9 May 2016
Norfolk's four Green county councillors have withdrawn backing for the Labour leadership of the county by abstaining from voting for the Labour councillor George Nobbs who was seeking re-election for a fourth successive year. As a result he lost the election for council leadership today (Monday 9 May) and a Conservative won, leaving them to run the county.
Richard Bearman, leader of the Green group, said they would stand back from the vote as a result of Mr Nobbs' "ardent support for constructing the Northern Distributor Road, (NDR) a dual carriage way around the north side of Norwich, and the shambles of the content of the devolution agreement".
"Our objection is also to the content of the agreement," he added. "There is no mention at all of climate change, the biggest issue facing us this century."
Green leader Richard Bearman acknowledged his group's decision to abstain, which came just days after his party lost four Norwich City Council seats to Labour, would be "held against them by some".
But he said: "This is about the leadership of the county council and George Nobbs's showing on devolution, the NDR and pursuing central government cuts. And we feel the Norfolk Conservatives need to stand up and take responsibility for their own government's cuts."
He said: "We retain our seat on service Committees and will use our influence to get distinctive Green policies enacted."
"As the Green Party, we do not support austerity cuts to services, no matter which party is responsible at a national or local level. We don't support raiding vital service budgets to build roads, and we don't support the devolution agreement that isn't getting anything for Norfolk.

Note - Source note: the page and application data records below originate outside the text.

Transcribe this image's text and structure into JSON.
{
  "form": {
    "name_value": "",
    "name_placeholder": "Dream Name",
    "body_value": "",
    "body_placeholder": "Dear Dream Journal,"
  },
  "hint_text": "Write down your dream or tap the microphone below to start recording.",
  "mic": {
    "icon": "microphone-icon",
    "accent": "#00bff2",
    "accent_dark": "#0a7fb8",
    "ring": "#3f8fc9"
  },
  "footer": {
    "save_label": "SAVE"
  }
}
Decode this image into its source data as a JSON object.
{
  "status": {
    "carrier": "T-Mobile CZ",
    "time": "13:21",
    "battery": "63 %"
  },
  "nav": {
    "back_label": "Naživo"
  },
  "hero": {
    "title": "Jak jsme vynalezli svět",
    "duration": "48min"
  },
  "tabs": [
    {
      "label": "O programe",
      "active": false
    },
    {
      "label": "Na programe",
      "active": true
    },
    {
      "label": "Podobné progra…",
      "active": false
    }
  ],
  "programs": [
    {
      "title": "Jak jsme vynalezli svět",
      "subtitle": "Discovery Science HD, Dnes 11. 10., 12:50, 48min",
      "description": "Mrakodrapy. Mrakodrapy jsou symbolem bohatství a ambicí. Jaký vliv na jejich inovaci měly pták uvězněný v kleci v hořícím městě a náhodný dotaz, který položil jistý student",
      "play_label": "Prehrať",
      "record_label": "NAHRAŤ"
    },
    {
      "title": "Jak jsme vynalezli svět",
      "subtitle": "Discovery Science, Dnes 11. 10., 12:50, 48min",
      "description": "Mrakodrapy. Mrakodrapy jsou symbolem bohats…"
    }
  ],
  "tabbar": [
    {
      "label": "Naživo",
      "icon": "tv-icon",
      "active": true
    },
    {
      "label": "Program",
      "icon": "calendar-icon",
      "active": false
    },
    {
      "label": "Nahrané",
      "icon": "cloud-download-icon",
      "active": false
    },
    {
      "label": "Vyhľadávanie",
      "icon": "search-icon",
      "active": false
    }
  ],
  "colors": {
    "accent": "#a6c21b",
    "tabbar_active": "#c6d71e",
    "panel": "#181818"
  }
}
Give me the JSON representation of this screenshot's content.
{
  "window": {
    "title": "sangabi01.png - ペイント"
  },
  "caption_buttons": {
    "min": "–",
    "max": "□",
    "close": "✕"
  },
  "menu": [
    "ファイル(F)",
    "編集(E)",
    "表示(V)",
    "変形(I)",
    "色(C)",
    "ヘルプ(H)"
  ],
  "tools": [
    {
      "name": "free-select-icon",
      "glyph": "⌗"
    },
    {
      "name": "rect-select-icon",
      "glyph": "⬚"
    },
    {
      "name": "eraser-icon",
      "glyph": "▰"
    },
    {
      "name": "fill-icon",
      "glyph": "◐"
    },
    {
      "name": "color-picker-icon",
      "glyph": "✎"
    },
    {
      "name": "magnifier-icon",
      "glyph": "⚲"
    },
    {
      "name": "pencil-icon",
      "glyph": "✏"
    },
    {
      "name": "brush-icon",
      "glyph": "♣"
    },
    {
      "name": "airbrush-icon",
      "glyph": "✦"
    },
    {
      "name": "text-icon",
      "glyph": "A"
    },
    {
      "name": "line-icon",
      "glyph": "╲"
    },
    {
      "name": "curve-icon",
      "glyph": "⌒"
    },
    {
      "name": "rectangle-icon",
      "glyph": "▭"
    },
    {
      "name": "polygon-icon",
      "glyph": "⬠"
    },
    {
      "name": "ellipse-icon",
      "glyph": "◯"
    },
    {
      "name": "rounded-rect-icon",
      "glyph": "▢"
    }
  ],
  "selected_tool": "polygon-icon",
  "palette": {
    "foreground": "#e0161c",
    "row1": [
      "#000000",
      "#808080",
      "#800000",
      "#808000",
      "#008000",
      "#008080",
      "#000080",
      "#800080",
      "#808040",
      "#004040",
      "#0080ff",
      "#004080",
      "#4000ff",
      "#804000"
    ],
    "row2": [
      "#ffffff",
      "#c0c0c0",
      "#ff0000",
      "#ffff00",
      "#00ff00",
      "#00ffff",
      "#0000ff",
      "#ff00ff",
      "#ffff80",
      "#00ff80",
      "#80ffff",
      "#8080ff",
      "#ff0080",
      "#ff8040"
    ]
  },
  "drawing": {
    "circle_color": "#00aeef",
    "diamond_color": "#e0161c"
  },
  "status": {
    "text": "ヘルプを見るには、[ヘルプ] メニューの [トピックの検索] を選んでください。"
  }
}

"As such, we couldn't vote for either the Labour-led Alliance with UKIP and the Lib Dems, and we couldn't vote for the Tories. Parties can't expect unqualified support from any other, they have to earn it. We have supported Labour in the past but they have consistently voted through austerity budgets and we can no longer support them. They have also, through the devolution deal, handed a very-likely Tory east Anglia Mayor power over the region."